Curtis to have sports hernia surgery

Eagles wide receiver Kevin Curtis will have sports hernia surgery and be sidelined for a significant amount of time. (Yong Kim/Daily News)

Eagles wide receiver Kevin Curtis will have sports hernia surgery, coach Andy Reid said today.

The full extent of the injury will not be clear until the surgery is performed, so no timetable was given for a possible return, but expect it to be a while, given the history of the injury. A reasonable timeframe probably would be six to eight weeks from the surgery, which Curtis told the Daily News will take place Thursday morning. The regular season starts Sept. 7. There is little chance the Eagles' leading 2007 receiver (77 catches, 1,110 yards) will be full-strength before October, at best.

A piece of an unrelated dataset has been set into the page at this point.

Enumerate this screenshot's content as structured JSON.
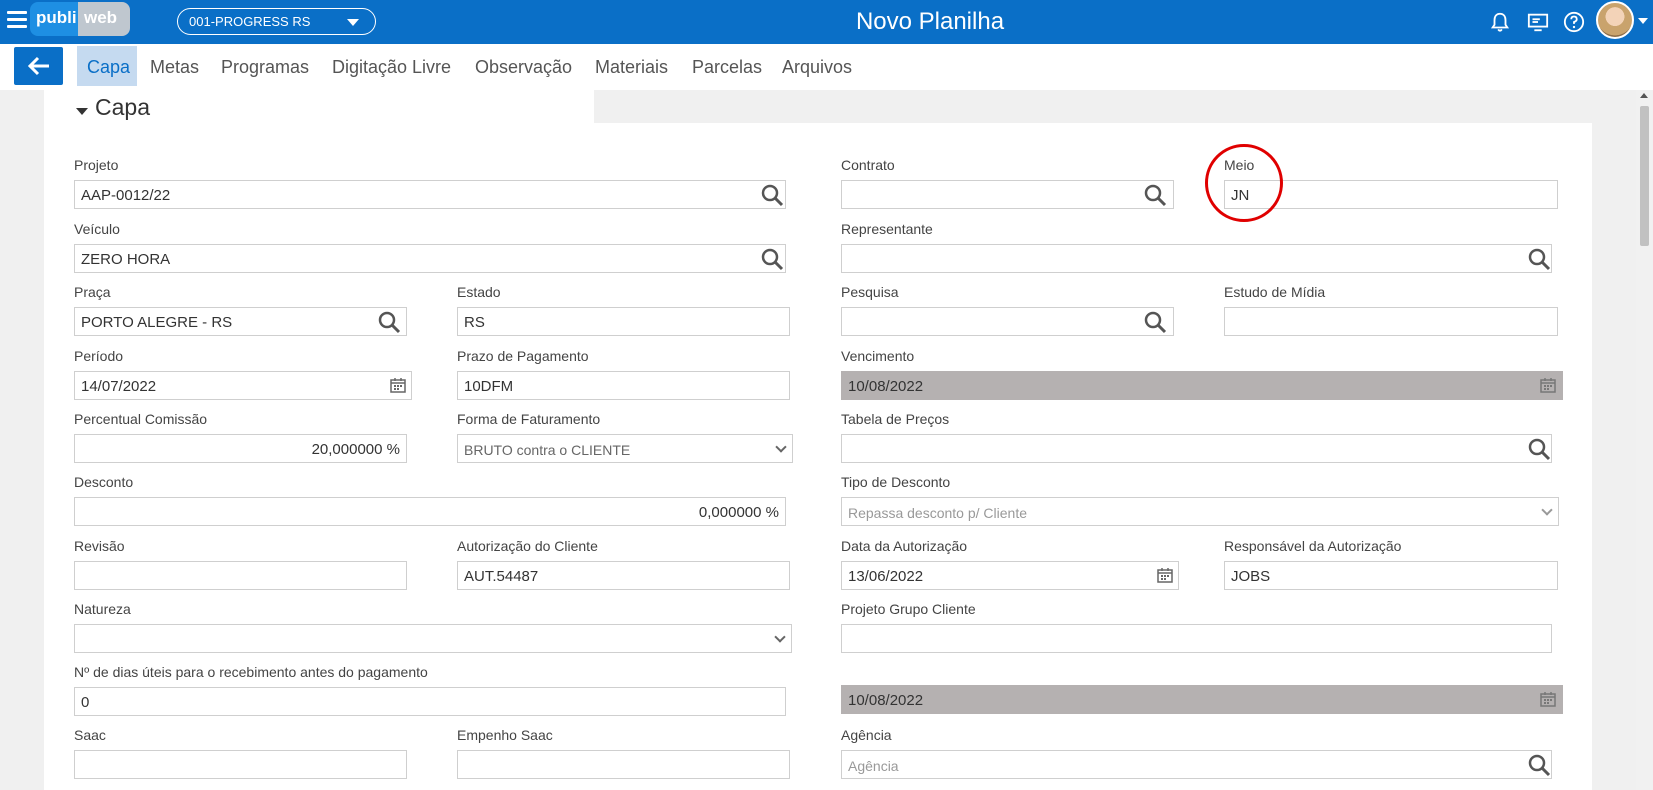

Curtis becomes the third Eagles player to suffer a sports hernia in the last few years. Donovan McNabb had surgery during the 2005 season after trying to play through the injury. L.J. Smith had offseason surgery in the spring of 2007 but the injury lingered, especially after he suffered another injury to the area during training camp. Smith cautioned yesterday that Curtis should not try to come back too soon. Previously, cornerback Sheldon Brown played the 2003 season with the injury, something Brown said yesterday he would not do again.

Curtis was injured against Carolina in last Thursday's preseason game. He tried to practice this week but was unable to run hard because of the pain, leading to the decision to have the surgery.

Reid said he is not interested in bringing in another receiver at this time, though the Falcons have released 36-year-old Joe Horn. Cardinals wideout Anquan Boldin has asked to be traded, but Arizona has said it will not trade him. 

With Reggie Brown still out with a hamstring injury, suffered on the first play against Carolina, the starting receivers Friday at New England will be rookie DeSean Jackson in Brown's spot and either Hank Baskett or Greg Lewis in Curtis' spot.

Curtis, coming off the most productive season of his career, signed as a free agent from the St. Louis Rams before last season.

 "It won't be a threat to what we do," Reid said. "Other guys will have to step up for the time he's out."

    Reid said he feels Brown will be ready for the start of the regular season. Brown agreed that was likely.

    Baskett has had a strong training camp, as has the rookie, Jackson. The words of offensive coordinator Marty Mornhinweg and McNabb earlier this week, cautioning against overhyping Jackson, now seem academic. Jackson, the team's leading receiver in the preseason, seems assured of a fairly prominent role to start the regular season, if that weren't assured already.

      Baskett said that one of the good things about the Eagles' West Coast-spread the ball philosophy is that "you don't have all your eggs in one basket," no pun intended. He said other receivers will step up to fill the void.

    "We all have different things we're good at," Baskett said. "Kevin goes down, I have to step up and fill his shoes."

     Smith said he would tell Curtis that after the surgery, he will feel like he can do more than he really can safely do, that he needs to take it very slowly to avoid reinjury.